You are here

The Homestead (Crowthorne) Limited Good

We are carrying out checks at The Homestead (Crowthorne) Limited. We will publish a report when our check is complete.

Inspection Summary

Overall summary & rating


Updated 13 May 2016

This was an unannounced inspection which took place on 12 April 2016.

The Homestead (Crowthorne) Limited is registered to provide care (without nursing) for up to 23 people. There were 19 people resident on the day of the visit, one person was in hospital. The service has one double room which is only used for two people in the event of a couple or friends wishing to share. The house offers accommodation over three floors. The first and second floors are accessed via a lift. The shared areas within the service offer adequate space and suit the needs and wishes of people who live in the home.

There is a registered manager running the service. A registered manager is a person who has registered with the Care Quality Commission to manage the service. Like registered providers, they are ‘registered persons’. Registered persons have legal responsibility for meeting the requirements in the Health and Social Care Act 2008 and associated Regulations about how the service is run.

People, visitors to the service and staff were kept as safe as possible by a staff and management team who took safety seriously. They were trained in the safeguarding of vulnerable adults and health and safety. The manager and staff were able to describe their responsibilities and methods for keeping people safe from all forms of abuse and harm.

People received safe care because there were enough staff who were effectively deployed at all times. The management team followed a robust recruitment procedure to ensure, as far as possible, that staff employed were suitable and safe to work with vulnerable people. People were given their medicines in the right amounts at the right times by properly trained staff.

People’s human and civil rights were protected. The staff team understood the relevance of the Mental Capacity Act 2005, Deprivation of Liberty Safeguards (DoLS) and consent issues which related to the people in their care.
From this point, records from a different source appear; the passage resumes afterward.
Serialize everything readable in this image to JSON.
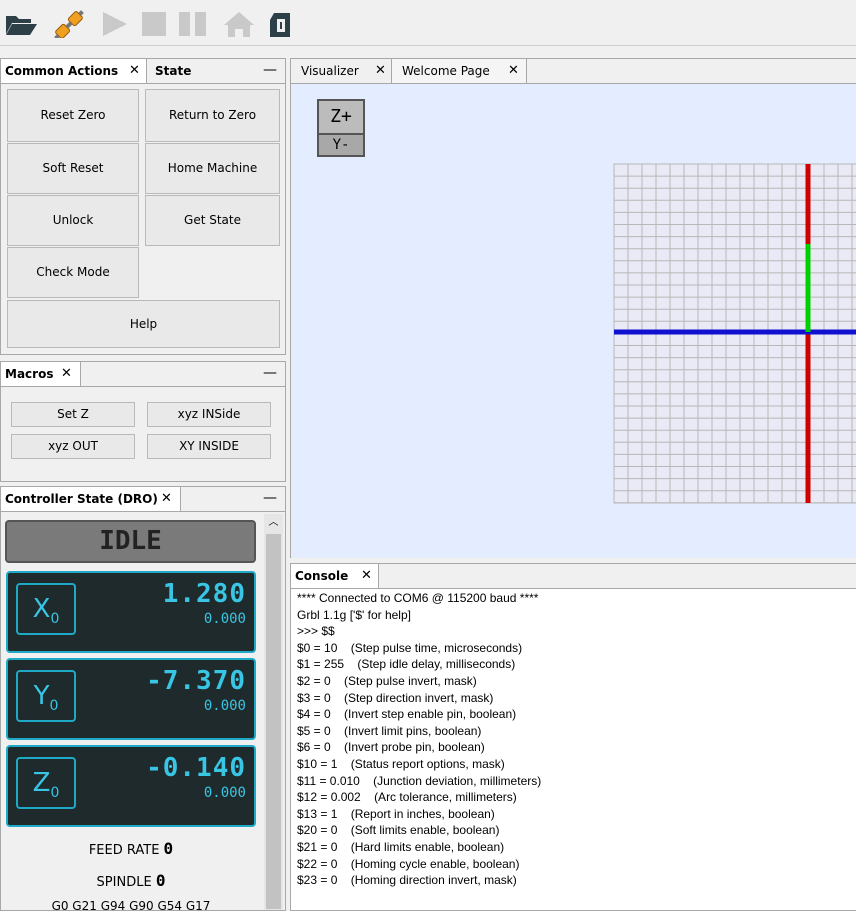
{
  "toolbar": {
    "icons": [
      "folder-open-icon",
      "plug-connect-icon",
      "play-icon",
      "stop-icon",
      "pause-icon",
      "home-icon",
      "machine-icon"
    ]
  },
  "common_actions": {
    "tab_label": "Common Actions",
    "state_tab_label": "State",
    "buttons": {
      "reset_zero": "Reset Zero",
      "return_to_zero": "Return to Zero",
      "soft_reset": "Soft Reset",
      "home_machine": "Home Machine",
      "unlock": "Unlock",
      "get_state": "Get State",
      "check_mode": "Check Mode",
      "help": "Help"
    }
  },
  "macros": {
    "tab_label": "Macros",
    "buttons": {
      "set_z": "Set Z",
      "xyz_inside": "xyz INSide",
      "xyz_out": "xyz OUT",
      "xy_inside": "XY INSIDE"
    }
  },
  "dro": {
    "tab_label": "Controller State (DRO)",
    "state": "IDLE",
    "axes": [
      {
        "axis": "X",
        "sub": "0",
        "work": "1.280",
        "machine": "0.000"
      },
      {
        "axis": "Y",
        "sub": "0",
        "work": "-7.370",
        "machine": "0.000"
      },
      {
        "axis": "Z",
        "sub": "0",
        "work": "-0.140",
        "machine": "0.000"
      }
    ],
    "feed_label": "FEED RATE",
    "feed_value": "0",
    "spindle_label": "SPINDLE",
    "spindle_value": "0",
    "gcode_state": "G0 G21 G94 G90 G54 G17"
  },
  "visualizer": {
    "tab_label": "Visualizer",
    "welcome_tab_label": "Welcome Page",
    "view_zplus": "Z+",
    "view_yminus": "Y-",
    "colors": {
      "background": "#e4ecff",
      "x_axis": "#1010d0",
      "y_axis": "#d00000",
      "z_axis": "#00d000",
      "grid": "#b8b8b8"
    }
  },
  "console": {
    "tab_label": "Console",
    "lines": [
      "**** Connected to COM6 @ 115200 baud ****",
      "Grbl 1.1g ['$' for help]",
      ">>> $$",
      "$0 = 10    (Step pulse time, microseconds)",
      "$1 = 255    (Step idle delay, milliseconds)",
      "$2 = 0    (Step pulse invert, mask)",
      "$3 = 0    (Step direction invert, mask)",
      "$4 = 0    (Invert step enable pin, boolean)",
      "$5 = 0    (Invert limit pins, boolean)",
      "$6 = 0    (Invert probe pin, boolean)",
      "$10 = 1    (Status report options, mask)",
      "$11 = 0.010    (Junction deviation, millimeters)",
      "$12 = 0.002    (Arc tolerance, millimeters)",
      "$13 = 1    (Report in inches, boolean)",
      "$20 = 0    (Soft limits enable, boolean)",
      "$21 = 0    (Hard limits enable, boolean)",
      "$22 = 0    (Homing cycle enable, boolean)",
      "$23 = 0    (Homing direction invert, mask)"
    ]
  }
}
The Mental Capacity Act 2005 legislation provides a legal framework that sets out how to act to support people who do not have capacity to make a specific decision. DoLS provides a lawful way to deprive someone of their liberty, provided it is in their own best interests or is necessary to keep them from harm. The staff team took any necessary action to uphold people’s rights and the registered manager made the appropriate DoLS referrals to the Local Authority.

People’s health and well-being needs were met by well supported and trained staff. People were helped to acquire healthcare from appropriate professionals, as necessary. Staff were trained in all relevant areas, so that they could meet the variety and diversity of needs presented by the people in their care.

The service provided person centred care which recognised and met people’s individual needs. Staff built strong relationships with people and were knowledgeable about and knew how to meet people’s needs. Staff respected people’s views and opinions and encouraged them to make decisions and choices. People were treated with kindness, dignity and respect at all times.

People benefitted from a well-managed service. Meeting people’s needs was the priority for the staff team. The registered manager was described by staff as very supportive and approachable. The service had ways of making sure they maintained and improved the quality of care provided. Improvements had been made as a result of quality checks and listening to the views of people, other professionals, people’s relatives and the staff team.

Inspection areas



Updated 13 May 2016

The service was safe.

Staff kept people safe and protected them from any type of harm or abuse.

Any risks were identified and managed to make sure that people and others were as safe as possible.

Medicines were given to people by staff who had been by trained and tested to make sure they knew how to give them safely.

There were enough staff to make sure people were cared for safely.

Staff were checked to make sure they were safe and suitable before they were allowed to work with people.



Updated 13 May 2016

The service was effective.

People were supported by staff who had been trained to meet their needs effectively.

Staff helped people to stay healthy and happy, for as long as possible.

Staff upheld people’s human and legal rights. They encouraged and supported people to make as many decisions for themselves as they could.



Updated 13 May 2016

The service was caring.

People were treated with kindness, respect and dignity at all times. Staff always interacted positively and patiently, with people.

People were helped to be as independent as they were able to be for as long as possible.

Staff developed strong, positive relationships with people and their families



Updated 13 May 2016

The service was responsive.

People’s needs were responded to quickly by the care staff. They listened to people with regard to their daily choices and acted on their wishes.

People were helped to stay in contact with their families, friends and others who were important to them.

People were cared for in the way that suited them best.

People had a variety of activities they could choose to participate in. These were being improved by the new activity co-ordinator.



Updated 13 May 2016

The service was well-led.

The registered manager was highly thought of and made sure that staff displayed the behaviours and attitudes expected of them. People told us the registered manager had improved the care that the service offered since her appointment.

The service regularly checked it was giving good care to people. Changes to make things better for people who live in the home had been made.

The service had developed good working relationships with other professionals and worked co-operatively with them.